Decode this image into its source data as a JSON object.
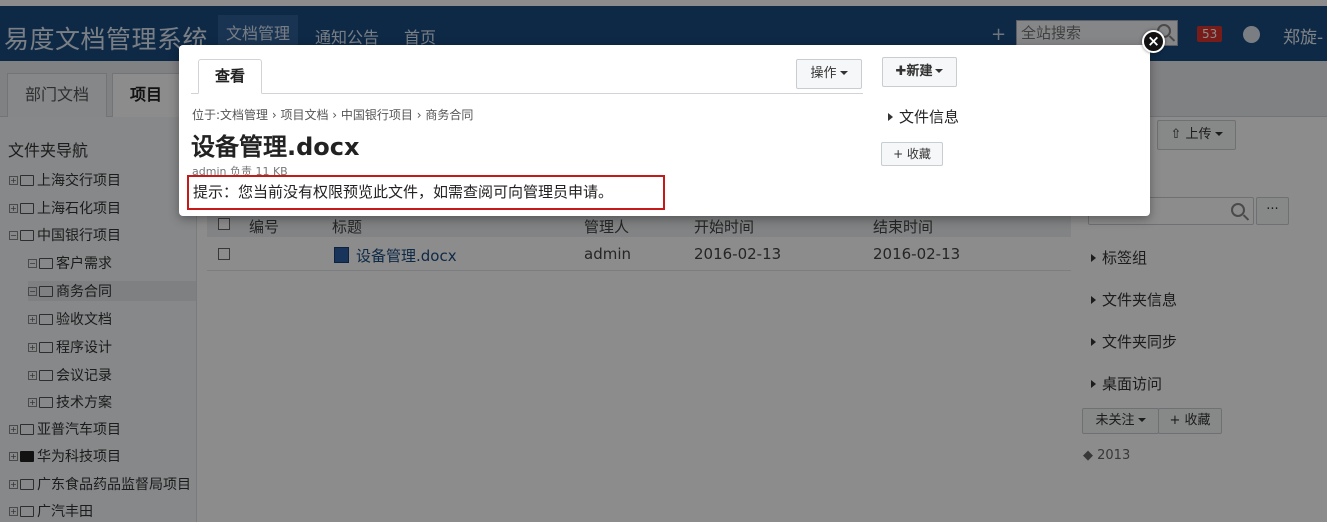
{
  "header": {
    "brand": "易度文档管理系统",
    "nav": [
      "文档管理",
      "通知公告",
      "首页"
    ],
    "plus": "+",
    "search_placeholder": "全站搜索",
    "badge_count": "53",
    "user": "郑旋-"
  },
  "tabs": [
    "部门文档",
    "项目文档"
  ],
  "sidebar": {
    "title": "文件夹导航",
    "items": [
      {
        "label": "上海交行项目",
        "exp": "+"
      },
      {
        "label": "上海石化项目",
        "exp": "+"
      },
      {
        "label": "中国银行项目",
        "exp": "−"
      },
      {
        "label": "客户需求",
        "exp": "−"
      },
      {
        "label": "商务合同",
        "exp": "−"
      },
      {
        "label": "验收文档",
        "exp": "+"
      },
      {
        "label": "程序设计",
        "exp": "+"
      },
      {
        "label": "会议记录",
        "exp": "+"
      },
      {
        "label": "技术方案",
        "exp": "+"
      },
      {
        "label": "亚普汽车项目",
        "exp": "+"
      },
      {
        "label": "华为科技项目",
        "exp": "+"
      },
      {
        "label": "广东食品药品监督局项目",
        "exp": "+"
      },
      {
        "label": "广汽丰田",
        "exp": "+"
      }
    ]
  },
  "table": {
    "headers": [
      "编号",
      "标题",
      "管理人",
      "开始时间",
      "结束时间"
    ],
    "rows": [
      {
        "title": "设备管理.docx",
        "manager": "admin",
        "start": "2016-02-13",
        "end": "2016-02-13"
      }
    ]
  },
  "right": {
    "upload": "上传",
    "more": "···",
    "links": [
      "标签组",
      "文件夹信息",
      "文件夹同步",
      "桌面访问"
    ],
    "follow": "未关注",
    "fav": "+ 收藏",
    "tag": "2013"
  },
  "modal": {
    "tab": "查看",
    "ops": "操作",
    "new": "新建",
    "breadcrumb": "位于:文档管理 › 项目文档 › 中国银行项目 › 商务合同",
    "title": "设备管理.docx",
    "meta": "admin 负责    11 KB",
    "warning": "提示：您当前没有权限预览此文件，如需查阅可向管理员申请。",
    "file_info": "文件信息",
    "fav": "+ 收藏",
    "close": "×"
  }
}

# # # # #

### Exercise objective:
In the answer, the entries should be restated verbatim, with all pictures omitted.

### Exercise result:
Decode this image into its source data as a JSON object.
{
  "header": {
    "brand": "易度文档管理系统",
    "nav": [
      "文档管理",
      "通知公告",
      "首页"
    ],
    "plus": "+",
    "search_placeholder": "全站搜索",
    "badge_count": "53",
    "user": "郑旋-"
  },
  "tabs": [
    "部门文档",
    "项目文档"
  ],
  "sidebar": {
    "title": "文件夹导航",
    "items": [
      {
        "label": "上海交行项目",
        "exp": "+"
      },
      {
        "label": "上海石化项目",
        "exp": "+"
      },
      {
        "label": "中国银行项目",
        "exp": "−"
      },
      {
        "label": "客户需求",
        "exp": "−"
      },
      {
        "label": "商务合同",
        "exp": "−"
      },
      {
        "label": "验收文档",
        "exp": "+"
      },
      {
        "label": "程序设计",
        "exp": "+"
      },
      {
        "label": "会议记录",
        "exp": "+"
      },
      {
        "label": "技术方案",
        "exp": "+"
      },
      {
        "label": "亚普汽车项目",
        "exp": "+"
      },
      {
        "label": "华为科技项目",
        "exp": "+"
      },
      {
        "label": "广东食品药品监督局项目",
        "exp": "+"
      },
      {
        "label": "广汽丰田",
        "exp": "+"
      }
    ]
  },
  "table": {
    "headers": [
      "编号",
      "标题",
      "管理人",
      "开始时间",
      "结束时间"
    ],
    "rows": [
      {
        "title": "设备管理.docx",
        "manager": "admin",
        "start": "2016-02-13",
        "end": "2016-02-13"
      }
    ]
  },
  "right": {
    "upload": "上传",
    "more": "···",
    "links": [
      "标签组",
      "文件夹信息",
      "文件夹同步",
      "桌面访问"
    ],
    "follow": "未关注",
    "fav": "+ 收藏",
    "tag": "2013"
  },
  "modal": {
    "tab": "查看",
    "ops": "操作",
    "new": "新建",
    "breadcrumb": "位于:文档管理 › 项目文档 › 中国银行项目 › 商务合同",
    "title": "设备管理.docx",
    "meta": "admin 负责    11 KB",
    "warning": "提示：您当前没有权限预览此文件，如需查阅可向管理员申请。",
    "file_info": "文件信息",
    "fav": "+ 收藏",
    "close": "×"
  }
}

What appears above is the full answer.